## Work task
Please tally how many lines in the entries below include the word "title", giving only the number.

## Records from a collection
________________________
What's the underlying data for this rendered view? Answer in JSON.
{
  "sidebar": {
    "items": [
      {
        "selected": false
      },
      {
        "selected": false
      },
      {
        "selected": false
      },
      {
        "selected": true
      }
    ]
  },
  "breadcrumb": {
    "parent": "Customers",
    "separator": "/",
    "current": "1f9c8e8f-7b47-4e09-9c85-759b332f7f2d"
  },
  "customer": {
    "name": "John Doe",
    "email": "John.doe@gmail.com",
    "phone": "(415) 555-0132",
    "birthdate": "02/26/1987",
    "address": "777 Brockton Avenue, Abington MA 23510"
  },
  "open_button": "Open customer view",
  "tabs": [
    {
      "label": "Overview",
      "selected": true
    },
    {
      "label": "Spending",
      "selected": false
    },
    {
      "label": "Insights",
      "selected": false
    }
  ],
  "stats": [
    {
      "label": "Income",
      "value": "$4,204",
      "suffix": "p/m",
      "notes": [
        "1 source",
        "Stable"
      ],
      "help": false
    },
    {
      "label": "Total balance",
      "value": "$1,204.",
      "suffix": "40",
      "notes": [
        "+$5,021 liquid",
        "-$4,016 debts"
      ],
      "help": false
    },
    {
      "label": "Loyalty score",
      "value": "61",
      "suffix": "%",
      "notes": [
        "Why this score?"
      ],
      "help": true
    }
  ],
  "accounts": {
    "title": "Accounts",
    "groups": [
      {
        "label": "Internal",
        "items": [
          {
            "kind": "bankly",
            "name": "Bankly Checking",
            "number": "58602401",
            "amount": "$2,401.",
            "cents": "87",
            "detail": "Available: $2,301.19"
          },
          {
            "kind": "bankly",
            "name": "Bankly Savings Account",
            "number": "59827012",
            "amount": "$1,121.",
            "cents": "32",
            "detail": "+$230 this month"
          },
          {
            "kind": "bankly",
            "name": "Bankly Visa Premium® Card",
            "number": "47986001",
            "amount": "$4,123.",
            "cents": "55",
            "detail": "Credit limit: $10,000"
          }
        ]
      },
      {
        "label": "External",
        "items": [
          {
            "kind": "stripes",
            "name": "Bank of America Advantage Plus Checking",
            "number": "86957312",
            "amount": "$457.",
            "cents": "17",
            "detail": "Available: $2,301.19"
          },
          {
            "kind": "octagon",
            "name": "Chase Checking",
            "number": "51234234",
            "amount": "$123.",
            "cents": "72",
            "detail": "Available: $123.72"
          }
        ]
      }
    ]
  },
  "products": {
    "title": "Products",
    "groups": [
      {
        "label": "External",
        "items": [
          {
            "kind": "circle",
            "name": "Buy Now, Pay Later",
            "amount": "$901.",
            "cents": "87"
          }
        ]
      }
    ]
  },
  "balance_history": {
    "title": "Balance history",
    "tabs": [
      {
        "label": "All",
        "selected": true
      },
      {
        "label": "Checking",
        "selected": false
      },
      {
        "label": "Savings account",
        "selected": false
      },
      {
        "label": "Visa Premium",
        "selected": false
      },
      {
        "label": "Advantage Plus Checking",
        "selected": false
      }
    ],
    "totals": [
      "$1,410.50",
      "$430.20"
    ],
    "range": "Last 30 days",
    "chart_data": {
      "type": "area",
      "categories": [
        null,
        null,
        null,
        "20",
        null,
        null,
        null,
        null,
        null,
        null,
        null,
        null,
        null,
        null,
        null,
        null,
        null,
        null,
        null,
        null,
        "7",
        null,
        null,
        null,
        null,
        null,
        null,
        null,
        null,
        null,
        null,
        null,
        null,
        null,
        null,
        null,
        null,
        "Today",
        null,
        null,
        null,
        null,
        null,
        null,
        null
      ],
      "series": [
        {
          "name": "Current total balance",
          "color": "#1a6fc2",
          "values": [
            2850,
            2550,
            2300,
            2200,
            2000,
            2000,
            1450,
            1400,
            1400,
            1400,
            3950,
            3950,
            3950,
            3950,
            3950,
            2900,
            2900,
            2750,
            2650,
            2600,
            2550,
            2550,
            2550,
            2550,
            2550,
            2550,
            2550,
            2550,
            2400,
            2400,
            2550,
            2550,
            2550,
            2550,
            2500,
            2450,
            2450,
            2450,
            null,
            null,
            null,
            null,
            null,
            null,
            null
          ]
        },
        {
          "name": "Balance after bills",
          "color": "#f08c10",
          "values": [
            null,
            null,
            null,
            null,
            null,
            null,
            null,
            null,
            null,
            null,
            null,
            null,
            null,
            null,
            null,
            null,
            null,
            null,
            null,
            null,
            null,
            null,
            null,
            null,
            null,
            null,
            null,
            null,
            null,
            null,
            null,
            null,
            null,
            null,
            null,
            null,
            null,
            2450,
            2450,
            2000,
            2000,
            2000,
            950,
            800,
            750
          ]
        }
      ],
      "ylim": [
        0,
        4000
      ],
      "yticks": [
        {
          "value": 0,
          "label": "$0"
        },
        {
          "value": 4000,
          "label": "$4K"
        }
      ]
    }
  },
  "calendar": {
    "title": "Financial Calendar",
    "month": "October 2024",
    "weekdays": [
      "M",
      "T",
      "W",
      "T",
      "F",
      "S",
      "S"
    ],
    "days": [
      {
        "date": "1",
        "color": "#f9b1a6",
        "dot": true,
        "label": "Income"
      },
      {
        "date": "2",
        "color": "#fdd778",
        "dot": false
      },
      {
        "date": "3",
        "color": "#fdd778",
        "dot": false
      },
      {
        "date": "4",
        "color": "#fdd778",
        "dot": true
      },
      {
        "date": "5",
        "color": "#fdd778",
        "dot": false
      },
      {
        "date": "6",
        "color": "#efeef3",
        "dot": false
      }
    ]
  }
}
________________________
## Answer
4